Now understand that I am not an attorney, (although we will use attorneys in various of our classes to discuss this and other subjects), and cannot give anyone legal advice. That said, I always tell people that in any confrontation "Discretion is the better part of valor", and to "Err on the side of safety". Just because you may have the "Right" to be somewhere or to do (or not do) something does not make it the "Right" thing to do.
Many people now have the "Right" (via law, permit, license) to carry a concealed weapon; but along with that "Right" comes the implicit responsibility to conduct one's self in a manner such that you decrease to the greatest extent possible the need to produce it (in public), much less use it. Remember, If you are carrying a concealed weapon, every interaction you have is an "armed" interaction.

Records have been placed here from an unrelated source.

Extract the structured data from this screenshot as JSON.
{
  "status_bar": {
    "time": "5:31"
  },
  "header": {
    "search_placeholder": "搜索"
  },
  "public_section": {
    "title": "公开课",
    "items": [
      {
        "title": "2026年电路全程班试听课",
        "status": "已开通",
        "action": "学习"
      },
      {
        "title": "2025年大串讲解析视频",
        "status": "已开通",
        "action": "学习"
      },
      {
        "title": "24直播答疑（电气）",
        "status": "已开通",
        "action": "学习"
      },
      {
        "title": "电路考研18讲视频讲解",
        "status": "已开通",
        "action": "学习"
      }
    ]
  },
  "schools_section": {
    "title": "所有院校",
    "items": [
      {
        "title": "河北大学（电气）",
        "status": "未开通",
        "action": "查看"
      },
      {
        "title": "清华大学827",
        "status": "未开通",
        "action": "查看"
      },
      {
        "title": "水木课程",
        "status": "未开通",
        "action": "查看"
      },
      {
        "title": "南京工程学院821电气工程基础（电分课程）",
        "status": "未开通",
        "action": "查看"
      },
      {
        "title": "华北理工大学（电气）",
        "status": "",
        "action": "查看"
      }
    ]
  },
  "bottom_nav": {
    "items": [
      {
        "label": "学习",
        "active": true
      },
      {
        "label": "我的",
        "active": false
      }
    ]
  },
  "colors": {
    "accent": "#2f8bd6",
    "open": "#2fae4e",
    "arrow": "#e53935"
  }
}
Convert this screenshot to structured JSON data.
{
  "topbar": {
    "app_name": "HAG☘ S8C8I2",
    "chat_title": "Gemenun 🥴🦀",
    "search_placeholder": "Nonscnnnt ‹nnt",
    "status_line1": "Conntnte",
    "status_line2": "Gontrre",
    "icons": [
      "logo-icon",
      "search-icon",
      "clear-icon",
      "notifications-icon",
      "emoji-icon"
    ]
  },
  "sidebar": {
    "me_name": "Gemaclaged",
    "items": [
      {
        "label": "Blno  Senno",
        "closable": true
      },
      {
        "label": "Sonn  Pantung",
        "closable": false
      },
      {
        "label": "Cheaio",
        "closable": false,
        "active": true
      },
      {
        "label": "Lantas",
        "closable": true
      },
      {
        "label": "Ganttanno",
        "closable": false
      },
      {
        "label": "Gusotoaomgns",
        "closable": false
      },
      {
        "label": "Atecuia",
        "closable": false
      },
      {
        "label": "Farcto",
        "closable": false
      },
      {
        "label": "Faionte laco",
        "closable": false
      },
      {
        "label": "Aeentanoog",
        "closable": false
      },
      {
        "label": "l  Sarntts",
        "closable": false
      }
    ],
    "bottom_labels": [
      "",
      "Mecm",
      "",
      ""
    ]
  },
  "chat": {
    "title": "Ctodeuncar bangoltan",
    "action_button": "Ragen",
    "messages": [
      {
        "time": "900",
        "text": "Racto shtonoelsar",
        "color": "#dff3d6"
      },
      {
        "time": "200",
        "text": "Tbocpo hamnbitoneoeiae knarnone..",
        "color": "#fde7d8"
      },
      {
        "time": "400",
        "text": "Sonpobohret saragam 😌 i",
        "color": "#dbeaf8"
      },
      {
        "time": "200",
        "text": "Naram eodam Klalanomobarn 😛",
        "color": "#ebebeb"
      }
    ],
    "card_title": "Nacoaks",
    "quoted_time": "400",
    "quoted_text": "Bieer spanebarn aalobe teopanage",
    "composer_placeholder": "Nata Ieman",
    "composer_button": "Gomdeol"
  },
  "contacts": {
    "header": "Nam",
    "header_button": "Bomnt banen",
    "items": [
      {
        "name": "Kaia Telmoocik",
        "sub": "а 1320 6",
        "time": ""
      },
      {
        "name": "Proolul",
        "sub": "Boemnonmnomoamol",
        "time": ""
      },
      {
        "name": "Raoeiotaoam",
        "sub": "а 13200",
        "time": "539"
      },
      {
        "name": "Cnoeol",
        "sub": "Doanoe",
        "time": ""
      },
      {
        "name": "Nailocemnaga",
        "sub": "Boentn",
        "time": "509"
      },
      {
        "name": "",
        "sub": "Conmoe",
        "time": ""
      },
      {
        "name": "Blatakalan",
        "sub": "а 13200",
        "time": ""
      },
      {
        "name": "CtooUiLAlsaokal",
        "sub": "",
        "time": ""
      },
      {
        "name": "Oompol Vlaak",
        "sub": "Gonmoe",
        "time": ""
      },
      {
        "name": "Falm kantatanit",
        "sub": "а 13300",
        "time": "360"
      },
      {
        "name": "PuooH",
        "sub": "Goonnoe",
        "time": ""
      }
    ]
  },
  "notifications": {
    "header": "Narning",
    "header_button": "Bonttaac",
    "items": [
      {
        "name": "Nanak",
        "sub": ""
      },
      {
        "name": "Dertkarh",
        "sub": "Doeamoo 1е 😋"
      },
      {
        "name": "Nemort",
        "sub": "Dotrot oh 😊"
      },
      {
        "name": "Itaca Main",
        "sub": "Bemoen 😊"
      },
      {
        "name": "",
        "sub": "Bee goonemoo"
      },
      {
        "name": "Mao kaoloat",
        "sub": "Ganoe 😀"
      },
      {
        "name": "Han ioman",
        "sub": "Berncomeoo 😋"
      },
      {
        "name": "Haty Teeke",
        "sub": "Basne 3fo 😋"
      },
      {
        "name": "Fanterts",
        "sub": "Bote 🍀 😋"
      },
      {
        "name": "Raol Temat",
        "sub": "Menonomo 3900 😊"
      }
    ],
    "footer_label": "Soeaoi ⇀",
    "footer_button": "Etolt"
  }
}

Finally, most of the high-profile publicity being given to what are billed as "Stand Your Ground" law cases have led to many calling for "Stand Your Ground" laws to be repealed. Those people don't understand two things: First, that the "Stand Your Ground" part of the law does NOT give you the right to perform any action, period. It only gives the right to an innocent, non-provoking individual to stay in a place he or she is legally allowed to be. That's it. It does not give them the right to produce or use a weapon, throw a punch, or even give a verbal threat. Anything action they take, or anything they may say must still be in compliance with all other laws including laws governing free speech, Use of Force, weapons, concealed carry, etc. Second, The reason these cases are of such controversy is that they are billed as Stand Your Ground cases, but we should wait for the courts to adjudicate them; (I believe) we may find that these cases did NOT in fact fall under the extents of that law. What I do think is that returning to laws that make it a victim's duty to retreat from an assailant is absolutely the wrong thing to do!